Our Senior Editor Ken Silber has a terrific piece in this issue on "The Investment Classics" -- the works of Phil Fisher (Common Stocks and Uncommon Profits), Graham and Dodd (Security Analysis) and of course the book Graham penned solo (The Intelligent Investor.)
Ever wonder what makes a book a classic? There are a lot of brilliant people with great ideas, but only few whose works endure. Classic works seem to have an almost tangible quality to them, as if the author is taking you by the hand and gently instructing you, or giving you a friendly whack prompting you to finally "get it".
Phil Fisher had a knack for putting common sense into words. People often fail to realize that common sense isn't so common. Until someone like Fisher comes along and says -- "I don't want a lot of good investments; I want a few outstanding ones" -- the idea remains imprecisely defined; there are whole prospectuses dedicated to communicating this simple concept. Fisher's works are filled with valuable nuggets of wisdom.
Benjamin Graham's animating concern was helping people make investment decisions objectively. He, along with David Dodd, defined principles of fundamental analysis, so that stocks could be quantitatively compared based on say, ratios of price-to-book value rather than on the more speculative "research" based on tips or management representations. His genius lay in the systematic applicability of his ideas.
If I were to speculate on whose contemporary work will one day be regarded as a classic, I'd put my money on Moshe Milevsky, whose new book Are You a Stock or a Bond? is excerpted in this issue. The response to Moshe's Retirement Income University series, which we ran last year, was electric. The series was an instant classic; we continue to this day to receive large orders for reprints of his work.
Like Fisher, Graham, Dodd and other financial eminences, Moshe has ideas that are profound or have wide applications. But what makes Moshe most remarkable is not the depth of his ideas but their "length." He can take very complicated financial concepts that are best expressed trigonometrically and make them perfectly comprehensible to a layman financial advisor trying to help his clients retire.

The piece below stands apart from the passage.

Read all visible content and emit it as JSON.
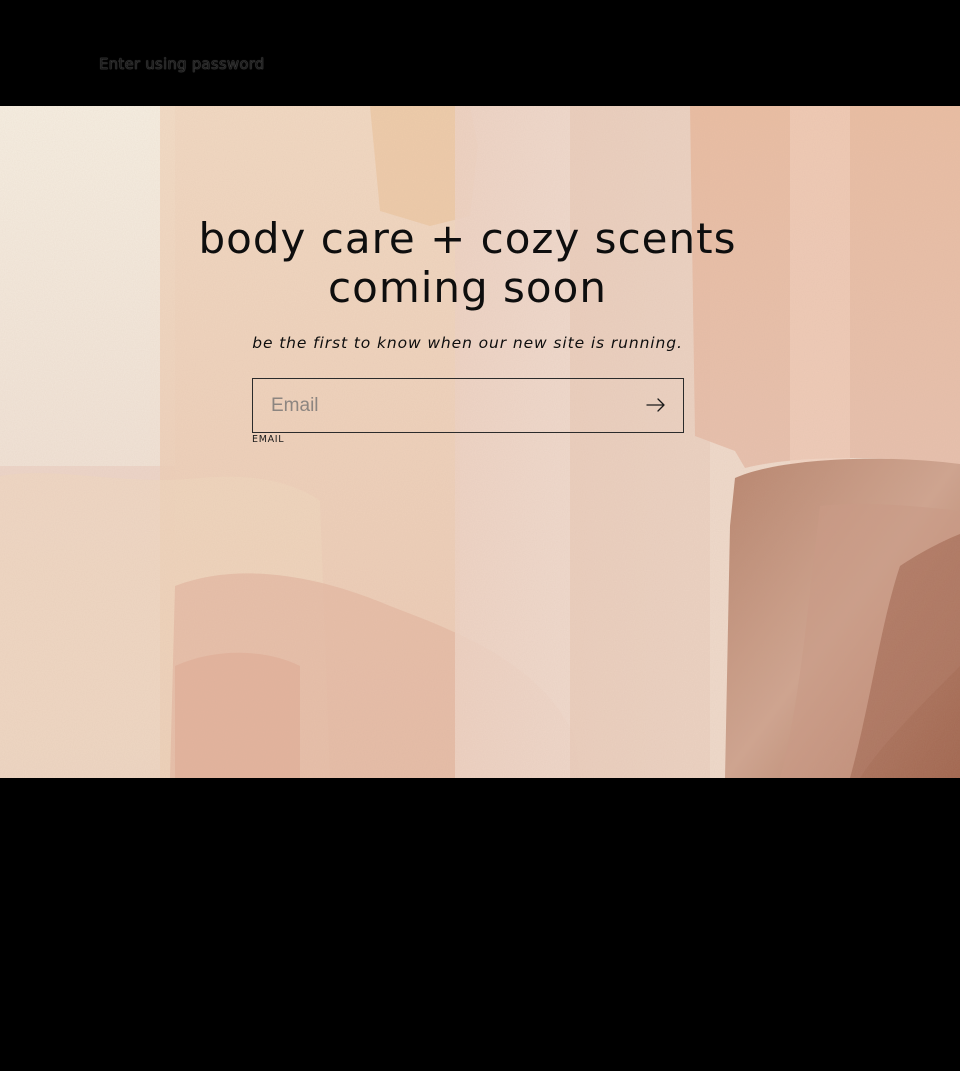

So cultivate a little investment wisdom. It just might make you a classic financial advisor.